Artificial Blood Made In Romania 232 232

First time accepted submitter calinduca writes "Artificial blood that could one day be used in humans without side effects has been created by scientists in Romania. The blood contains water and salts along with a protein known as hemerythrin which is extracted from sea worms. Researchers from Babe-Bolyai University in Cluj-Napoca, Romania, hope it could help end blood supply shortages and prevent infections through donations." Wikipedia's entry on hemerythrin explains its unusual oxygen binding mechanism.

Comment: Re:damn philanthropists (Score 4, Insightful) 406 406

Regarding your statement, "But this is typical of the Progressives, they don't mind when it is THEIR guy mucking up the politics."

It's typical of _everyone_ in politics, _everyone_ in the media, and _everyone_ with an agenda.

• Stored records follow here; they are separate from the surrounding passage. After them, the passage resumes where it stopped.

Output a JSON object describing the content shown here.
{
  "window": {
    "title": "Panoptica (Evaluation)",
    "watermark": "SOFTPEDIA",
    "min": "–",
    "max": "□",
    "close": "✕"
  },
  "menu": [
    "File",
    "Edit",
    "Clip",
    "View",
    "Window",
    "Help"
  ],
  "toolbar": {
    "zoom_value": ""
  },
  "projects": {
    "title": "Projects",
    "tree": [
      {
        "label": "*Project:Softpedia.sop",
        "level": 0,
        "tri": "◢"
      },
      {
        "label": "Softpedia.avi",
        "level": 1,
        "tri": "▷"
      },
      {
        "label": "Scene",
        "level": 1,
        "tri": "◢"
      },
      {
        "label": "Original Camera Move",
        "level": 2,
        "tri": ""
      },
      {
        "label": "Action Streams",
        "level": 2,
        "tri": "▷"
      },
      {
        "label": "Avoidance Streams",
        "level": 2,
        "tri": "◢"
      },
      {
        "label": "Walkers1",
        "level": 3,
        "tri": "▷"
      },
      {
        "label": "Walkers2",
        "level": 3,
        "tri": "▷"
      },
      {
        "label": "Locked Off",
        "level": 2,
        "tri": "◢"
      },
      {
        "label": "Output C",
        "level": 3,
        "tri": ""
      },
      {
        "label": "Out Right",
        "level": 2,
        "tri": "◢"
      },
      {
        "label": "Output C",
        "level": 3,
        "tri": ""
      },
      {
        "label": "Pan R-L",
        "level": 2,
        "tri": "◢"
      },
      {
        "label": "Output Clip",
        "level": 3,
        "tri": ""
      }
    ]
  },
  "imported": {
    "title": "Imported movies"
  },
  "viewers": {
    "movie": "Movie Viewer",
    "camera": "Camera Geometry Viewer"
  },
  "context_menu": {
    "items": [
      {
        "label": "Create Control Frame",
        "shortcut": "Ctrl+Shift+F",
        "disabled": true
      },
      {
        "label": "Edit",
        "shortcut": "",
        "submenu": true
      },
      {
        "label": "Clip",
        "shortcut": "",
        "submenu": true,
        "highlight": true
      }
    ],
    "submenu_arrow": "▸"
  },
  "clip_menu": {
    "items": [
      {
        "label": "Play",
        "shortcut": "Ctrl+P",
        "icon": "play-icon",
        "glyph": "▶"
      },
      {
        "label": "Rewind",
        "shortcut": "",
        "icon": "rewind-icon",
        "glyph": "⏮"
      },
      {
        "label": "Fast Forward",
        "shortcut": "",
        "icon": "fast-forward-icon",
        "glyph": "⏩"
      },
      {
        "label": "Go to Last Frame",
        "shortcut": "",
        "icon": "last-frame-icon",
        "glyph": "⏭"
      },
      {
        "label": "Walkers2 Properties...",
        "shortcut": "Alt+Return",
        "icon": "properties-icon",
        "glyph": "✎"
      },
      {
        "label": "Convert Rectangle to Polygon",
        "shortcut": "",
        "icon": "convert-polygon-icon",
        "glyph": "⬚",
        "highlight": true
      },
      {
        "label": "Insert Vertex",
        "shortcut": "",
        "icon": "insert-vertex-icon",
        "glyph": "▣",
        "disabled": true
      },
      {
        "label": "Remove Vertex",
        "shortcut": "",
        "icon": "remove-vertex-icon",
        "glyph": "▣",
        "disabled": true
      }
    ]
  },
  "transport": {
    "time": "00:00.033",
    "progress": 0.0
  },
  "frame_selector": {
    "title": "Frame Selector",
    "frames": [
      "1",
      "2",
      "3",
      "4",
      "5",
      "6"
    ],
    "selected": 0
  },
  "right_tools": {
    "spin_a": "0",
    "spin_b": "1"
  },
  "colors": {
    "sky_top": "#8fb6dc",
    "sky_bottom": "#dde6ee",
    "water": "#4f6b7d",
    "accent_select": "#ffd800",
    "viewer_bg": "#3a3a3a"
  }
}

Don't blame just one party when _everyone_ is doing it. It's human nature to deny the guilt of yourself and the people you associate with when the goal is to discredit or disarm a group with opposing views.

Comment: At what scope of time or size of output data? (Score 4, Insightful) 240 240

At what scope/scale of time or range of values does it really matter if a PRNG is robust?
A PRNG seeded by a computer's interrupt count, process activity, and sampled I/O traffic (such as audio input, fan speed sensors, keyboard/mouse input, which I believe is a common seeding method) is determined to be sufficiently robust if only polled once a second, or for only 8 bits of resolution, exactly how much less robust does it get if you poll the PRNG say, 1 million times per second, or in a tight loop? Does it get more or less robust when the PRNG is asked for a larger or smaller bit field?

Unless I'm mistaken, the point is moot when the only cost of having a sufficiently robust PRNG is to wait for more entropy to be provided by its seeds or to use a larger modulus for its output, both rather trivial in the practical world of computing.

Comment: Re: Shoot first (Score 0) 871 871

Spoken like a true Libertarian. I'm surprised you didn't pull "authoritarian", "fascist", or "statist" out of your hat.

Society prospers when individuals work towards the prosperity of the societal unit, as well as their own being. When you stop caring about the greater good, what good are you to your country?

Would you rather just be an isolationist and give the rest of the world the finger?


Apple Starts Blocking Unauthorized Lightning Cables With iOS 7 663 663

beltsbear writes "Your formerly working clone Lightning cable could stop working with the latest iOS update. Previously the beta version allowed these cables to charge with a warning message but the final release actually stops many cables from working. Apples Lightning connector system is locked with authentication chips that can verify if a cable is authorized by Apple. Many users with clone cables are now without the ability to charge their iPhones."

"Even if you're on the right track, you'll get run over if you just sit there." -- Will Rogers